Missouri attorney general demands info from Facebook on data
JEFFERSON CITY, Mo. (AP) — Missouri Attorney General Josh Hawley demanded information from Facebook on Monday following allegations that the social media giant mishandled user data.
The Republican Senate candidate said his office issued a civil investigative demand, which functions like a subpoena, seeking details on how Facebook collects, shares and protects user information. The request follows revelations that a consulting firm affiliated with President Donald Trump’s campaign got data on millions of unsuspecting Facebook users.
At least three other state attorneys general — in Massachusetts, New Jersey and New York — are investigating Facebook for potential privacy violations. The Missouri review focuses on potential violations of the state’s consumer protection laws, and noncompliance with such demands can lead to misdemeanor charges in Missouri, although Facebook could fight the request in court.
“I want to know: Does Facebook truly disclose to its users the kind of data that it collects?” Hawley said during a press conference in his Jefferson City office. “Does it disclose how it uses this information? Does it disclose how it shares this information?”
Will Castleberry, Facebook’s vice president of state and local public policy, said in a statement Monday that the company looks forward to responding “when we receive the details of his request.”
Hawley was among 37 attorneys general who signed a letter last week asking Facebook how it monitored what app developers did with the data collected on users and whether Facebook had safeguards to prevent misuse, though that request did not carry the force of law. The Federal Trade Commission is also investigating.
While it doesn’t technically sell user data, Facebook allows advertisers to target people based on their activity on and off the service. This includes interests users share on Facebook, such as their location, gender or whether they recently married or divorced. It also includes activity on other websites and apps, as well as information that can be inferred about people even if they don’t directly share it on Facebook, such as their political leanings, religion or ethnicity.
The Missouri demand requests what type of information Facebook shared with consulting firm Cambridge Analytica, any contracts or agreements Facebook has with the firm, and the number of Missouri Facebook users whose information — and what information — was given to the firm.
Hawley’s review also seeks information related to criticism the company faces for collecting years of data on call and text histories from Android users, as well as details on political campaigns with which the company has shared user data. The demand specifically cites former President Barack Obama’s 2012 re-election campaign.

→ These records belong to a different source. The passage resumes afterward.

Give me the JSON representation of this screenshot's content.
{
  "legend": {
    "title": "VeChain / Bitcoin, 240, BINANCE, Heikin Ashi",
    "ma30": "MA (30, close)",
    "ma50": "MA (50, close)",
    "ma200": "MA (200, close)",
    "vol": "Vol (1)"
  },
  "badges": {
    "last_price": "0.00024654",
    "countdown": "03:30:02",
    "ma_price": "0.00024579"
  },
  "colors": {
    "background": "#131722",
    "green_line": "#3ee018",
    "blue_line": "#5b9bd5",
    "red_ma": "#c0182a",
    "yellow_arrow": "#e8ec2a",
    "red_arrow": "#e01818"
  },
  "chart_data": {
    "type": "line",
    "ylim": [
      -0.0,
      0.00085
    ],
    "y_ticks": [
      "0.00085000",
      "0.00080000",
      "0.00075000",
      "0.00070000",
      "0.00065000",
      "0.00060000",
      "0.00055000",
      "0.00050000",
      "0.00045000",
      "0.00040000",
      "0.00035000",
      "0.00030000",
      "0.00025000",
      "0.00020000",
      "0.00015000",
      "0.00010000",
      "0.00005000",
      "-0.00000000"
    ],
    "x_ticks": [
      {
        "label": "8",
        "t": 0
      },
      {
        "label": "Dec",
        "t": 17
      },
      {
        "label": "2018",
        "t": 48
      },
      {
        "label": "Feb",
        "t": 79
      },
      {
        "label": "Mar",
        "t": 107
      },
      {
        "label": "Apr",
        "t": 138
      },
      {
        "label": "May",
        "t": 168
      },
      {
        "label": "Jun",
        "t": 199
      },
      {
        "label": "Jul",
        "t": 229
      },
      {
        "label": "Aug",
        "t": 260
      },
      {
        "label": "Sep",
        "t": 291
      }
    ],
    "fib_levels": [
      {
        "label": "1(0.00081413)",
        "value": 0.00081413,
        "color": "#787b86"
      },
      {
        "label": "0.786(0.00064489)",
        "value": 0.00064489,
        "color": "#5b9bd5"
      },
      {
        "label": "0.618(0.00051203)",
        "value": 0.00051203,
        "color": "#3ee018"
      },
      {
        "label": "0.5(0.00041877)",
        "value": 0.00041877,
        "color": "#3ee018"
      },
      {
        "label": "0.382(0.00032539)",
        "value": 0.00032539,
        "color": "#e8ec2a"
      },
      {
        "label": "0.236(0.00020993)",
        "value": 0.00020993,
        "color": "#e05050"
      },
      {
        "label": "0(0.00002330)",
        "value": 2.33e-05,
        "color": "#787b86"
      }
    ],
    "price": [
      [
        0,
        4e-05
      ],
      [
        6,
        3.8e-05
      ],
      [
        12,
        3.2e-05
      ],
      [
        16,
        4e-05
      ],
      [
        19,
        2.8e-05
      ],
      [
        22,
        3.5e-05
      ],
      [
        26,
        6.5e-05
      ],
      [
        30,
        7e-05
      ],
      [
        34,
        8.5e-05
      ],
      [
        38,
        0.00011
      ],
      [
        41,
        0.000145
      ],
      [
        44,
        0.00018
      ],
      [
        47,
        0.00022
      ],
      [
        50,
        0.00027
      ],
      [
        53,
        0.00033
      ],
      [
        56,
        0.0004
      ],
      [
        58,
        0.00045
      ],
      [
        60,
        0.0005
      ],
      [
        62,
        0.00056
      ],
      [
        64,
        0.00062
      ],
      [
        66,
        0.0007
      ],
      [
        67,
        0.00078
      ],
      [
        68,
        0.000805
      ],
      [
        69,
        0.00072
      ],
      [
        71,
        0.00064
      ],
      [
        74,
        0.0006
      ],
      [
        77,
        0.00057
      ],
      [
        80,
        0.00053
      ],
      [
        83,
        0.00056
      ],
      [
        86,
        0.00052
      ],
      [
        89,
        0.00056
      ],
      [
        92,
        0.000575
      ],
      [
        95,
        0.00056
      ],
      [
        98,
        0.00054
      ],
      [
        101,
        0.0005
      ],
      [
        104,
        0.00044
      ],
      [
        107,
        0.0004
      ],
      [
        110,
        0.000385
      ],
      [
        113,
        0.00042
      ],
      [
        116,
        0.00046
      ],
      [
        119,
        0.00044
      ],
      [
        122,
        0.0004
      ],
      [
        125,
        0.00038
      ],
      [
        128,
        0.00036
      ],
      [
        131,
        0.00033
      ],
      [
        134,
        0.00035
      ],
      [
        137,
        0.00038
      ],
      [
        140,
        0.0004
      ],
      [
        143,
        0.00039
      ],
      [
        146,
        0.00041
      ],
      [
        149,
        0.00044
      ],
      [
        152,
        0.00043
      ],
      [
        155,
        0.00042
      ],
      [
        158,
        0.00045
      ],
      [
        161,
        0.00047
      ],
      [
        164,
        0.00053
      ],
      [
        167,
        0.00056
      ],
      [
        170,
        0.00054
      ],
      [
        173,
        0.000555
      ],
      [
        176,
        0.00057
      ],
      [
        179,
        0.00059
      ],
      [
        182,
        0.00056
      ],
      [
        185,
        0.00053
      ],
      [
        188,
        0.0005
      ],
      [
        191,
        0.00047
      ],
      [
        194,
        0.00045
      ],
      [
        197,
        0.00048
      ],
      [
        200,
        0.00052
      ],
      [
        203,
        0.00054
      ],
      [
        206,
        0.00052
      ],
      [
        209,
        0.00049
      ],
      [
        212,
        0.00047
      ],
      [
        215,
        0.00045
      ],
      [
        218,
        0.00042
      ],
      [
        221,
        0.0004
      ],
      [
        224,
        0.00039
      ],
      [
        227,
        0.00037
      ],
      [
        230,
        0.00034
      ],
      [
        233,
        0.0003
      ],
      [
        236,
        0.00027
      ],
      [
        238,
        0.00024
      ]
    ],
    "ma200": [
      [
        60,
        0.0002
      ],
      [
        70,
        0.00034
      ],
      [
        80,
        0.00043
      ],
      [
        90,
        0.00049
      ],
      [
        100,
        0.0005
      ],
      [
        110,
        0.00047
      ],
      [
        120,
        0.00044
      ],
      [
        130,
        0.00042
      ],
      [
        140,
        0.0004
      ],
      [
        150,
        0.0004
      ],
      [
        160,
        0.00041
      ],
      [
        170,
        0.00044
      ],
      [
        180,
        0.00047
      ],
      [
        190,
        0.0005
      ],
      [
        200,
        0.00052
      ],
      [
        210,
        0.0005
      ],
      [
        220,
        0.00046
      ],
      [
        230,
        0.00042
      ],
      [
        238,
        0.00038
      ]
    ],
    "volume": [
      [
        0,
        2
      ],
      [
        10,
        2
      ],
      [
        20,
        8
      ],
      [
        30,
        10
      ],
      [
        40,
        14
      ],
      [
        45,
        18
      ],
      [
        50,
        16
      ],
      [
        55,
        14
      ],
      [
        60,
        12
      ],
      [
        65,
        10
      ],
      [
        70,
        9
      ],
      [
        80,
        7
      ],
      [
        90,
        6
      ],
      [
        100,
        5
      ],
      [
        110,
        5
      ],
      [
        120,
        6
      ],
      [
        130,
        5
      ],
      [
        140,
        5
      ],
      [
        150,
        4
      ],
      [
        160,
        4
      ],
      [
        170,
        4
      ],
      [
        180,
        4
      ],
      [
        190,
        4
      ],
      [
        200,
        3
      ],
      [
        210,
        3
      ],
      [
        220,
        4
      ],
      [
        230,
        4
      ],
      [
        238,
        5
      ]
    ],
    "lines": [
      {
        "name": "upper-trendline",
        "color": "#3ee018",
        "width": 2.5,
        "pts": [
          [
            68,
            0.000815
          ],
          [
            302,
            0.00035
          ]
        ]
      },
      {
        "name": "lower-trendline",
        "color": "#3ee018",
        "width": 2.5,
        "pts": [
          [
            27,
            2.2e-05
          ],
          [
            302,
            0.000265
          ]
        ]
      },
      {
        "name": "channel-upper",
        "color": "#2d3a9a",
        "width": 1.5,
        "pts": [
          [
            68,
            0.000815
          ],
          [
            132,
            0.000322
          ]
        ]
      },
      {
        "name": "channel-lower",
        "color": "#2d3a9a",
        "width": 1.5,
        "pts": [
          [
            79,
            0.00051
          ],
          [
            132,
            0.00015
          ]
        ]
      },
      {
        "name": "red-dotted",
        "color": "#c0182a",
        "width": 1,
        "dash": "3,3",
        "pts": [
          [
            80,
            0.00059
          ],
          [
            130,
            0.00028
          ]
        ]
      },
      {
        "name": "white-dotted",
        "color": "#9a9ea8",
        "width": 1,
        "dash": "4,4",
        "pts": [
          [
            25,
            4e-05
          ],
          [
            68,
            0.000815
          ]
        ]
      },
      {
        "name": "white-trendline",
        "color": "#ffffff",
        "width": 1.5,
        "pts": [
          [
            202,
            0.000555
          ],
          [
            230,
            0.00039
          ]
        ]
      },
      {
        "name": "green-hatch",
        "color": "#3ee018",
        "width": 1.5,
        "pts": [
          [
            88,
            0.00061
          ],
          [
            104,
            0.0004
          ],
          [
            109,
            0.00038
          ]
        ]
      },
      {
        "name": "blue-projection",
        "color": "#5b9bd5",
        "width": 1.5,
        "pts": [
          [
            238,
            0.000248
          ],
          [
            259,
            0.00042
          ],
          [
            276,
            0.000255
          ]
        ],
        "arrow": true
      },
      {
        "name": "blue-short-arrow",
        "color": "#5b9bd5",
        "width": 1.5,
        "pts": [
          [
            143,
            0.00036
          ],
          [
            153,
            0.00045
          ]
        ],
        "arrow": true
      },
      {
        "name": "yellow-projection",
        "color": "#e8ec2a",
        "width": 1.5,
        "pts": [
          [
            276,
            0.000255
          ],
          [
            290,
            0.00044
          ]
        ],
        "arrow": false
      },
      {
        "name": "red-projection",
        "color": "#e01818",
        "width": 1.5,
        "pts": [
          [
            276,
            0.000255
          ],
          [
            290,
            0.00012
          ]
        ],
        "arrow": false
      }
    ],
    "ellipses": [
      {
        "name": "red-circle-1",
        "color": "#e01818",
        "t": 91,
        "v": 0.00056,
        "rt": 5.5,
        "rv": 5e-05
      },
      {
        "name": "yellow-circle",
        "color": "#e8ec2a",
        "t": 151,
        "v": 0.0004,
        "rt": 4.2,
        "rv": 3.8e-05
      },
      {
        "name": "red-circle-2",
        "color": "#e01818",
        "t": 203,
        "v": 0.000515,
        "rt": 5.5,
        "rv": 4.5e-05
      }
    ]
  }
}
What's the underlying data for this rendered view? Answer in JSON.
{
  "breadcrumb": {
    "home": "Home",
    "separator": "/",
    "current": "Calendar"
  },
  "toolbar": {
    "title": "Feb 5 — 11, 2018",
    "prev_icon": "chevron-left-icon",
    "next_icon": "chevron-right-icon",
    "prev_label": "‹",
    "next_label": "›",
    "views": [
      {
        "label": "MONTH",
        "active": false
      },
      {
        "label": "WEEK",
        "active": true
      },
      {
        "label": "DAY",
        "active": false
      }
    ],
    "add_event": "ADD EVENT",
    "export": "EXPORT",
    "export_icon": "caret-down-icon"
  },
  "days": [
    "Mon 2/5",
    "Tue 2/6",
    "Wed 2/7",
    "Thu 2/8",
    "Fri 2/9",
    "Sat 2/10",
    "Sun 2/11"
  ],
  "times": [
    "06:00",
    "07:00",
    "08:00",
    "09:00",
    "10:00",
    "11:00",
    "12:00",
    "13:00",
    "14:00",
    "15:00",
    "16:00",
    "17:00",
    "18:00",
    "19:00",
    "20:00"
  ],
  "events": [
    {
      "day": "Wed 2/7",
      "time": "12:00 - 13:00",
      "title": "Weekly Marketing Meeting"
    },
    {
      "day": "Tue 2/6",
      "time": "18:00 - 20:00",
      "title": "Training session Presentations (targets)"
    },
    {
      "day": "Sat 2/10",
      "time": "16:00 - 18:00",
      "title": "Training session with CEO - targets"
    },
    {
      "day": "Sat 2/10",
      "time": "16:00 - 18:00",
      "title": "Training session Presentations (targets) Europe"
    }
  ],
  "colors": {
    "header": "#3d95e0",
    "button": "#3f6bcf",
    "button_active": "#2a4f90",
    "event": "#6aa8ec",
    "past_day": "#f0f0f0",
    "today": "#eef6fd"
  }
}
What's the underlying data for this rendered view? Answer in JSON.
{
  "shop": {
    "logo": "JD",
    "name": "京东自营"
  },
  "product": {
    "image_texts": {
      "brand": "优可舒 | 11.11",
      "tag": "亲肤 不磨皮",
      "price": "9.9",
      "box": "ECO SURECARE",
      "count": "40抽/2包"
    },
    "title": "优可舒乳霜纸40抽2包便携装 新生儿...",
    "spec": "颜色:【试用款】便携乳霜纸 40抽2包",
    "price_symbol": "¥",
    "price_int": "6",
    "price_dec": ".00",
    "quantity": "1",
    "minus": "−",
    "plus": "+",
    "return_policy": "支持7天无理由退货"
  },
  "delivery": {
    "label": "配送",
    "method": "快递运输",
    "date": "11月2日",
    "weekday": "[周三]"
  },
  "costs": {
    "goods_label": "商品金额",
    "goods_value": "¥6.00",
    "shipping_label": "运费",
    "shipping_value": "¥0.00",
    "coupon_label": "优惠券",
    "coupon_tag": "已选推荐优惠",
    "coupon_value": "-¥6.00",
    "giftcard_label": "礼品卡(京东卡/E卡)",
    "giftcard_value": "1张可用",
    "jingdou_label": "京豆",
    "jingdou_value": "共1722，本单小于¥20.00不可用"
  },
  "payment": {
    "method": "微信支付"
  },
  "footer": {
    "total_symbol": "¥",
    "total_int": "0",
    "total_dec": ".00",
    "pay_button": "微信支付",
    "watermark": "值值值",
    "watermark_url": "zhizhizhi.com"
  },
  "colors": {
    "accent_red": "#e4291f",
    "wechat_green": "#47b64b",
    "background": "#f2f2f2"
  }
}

Hawley, a Republican seeking to unseat Democratic U.S. Sen. Claire McCaskill this year, said Monday that his Senate campaign didn’t influence his decision to review Facebook.
The attorney general’s office set a May 29 deadline for Facebook to answer the request.
Hawley’s office last year issued civil investigative demands to Google for potential violations of consumer-protection and antitrust laws related to what the tech giant does with the user information it collects and allegations that it inappropriately scrapes information from competitors’ websites. It’s also looking into allegations that the company manipulates search results to favor its own websites over competitors’ sites, an issue that has been the subject of scrutiny in Europe.
The Missouri Democratic Party has repeatedly criticized Hawley for accepting $5,400 in campaign donations from Google critic Peter Thiel days before launching the Google investigation. On Monday, Hawley said those criticisms are “just nonsense.” He said his office still is gathering information from Google related to that review.
Associated Press writer Barbara Ortutay contributed to this report from New York City.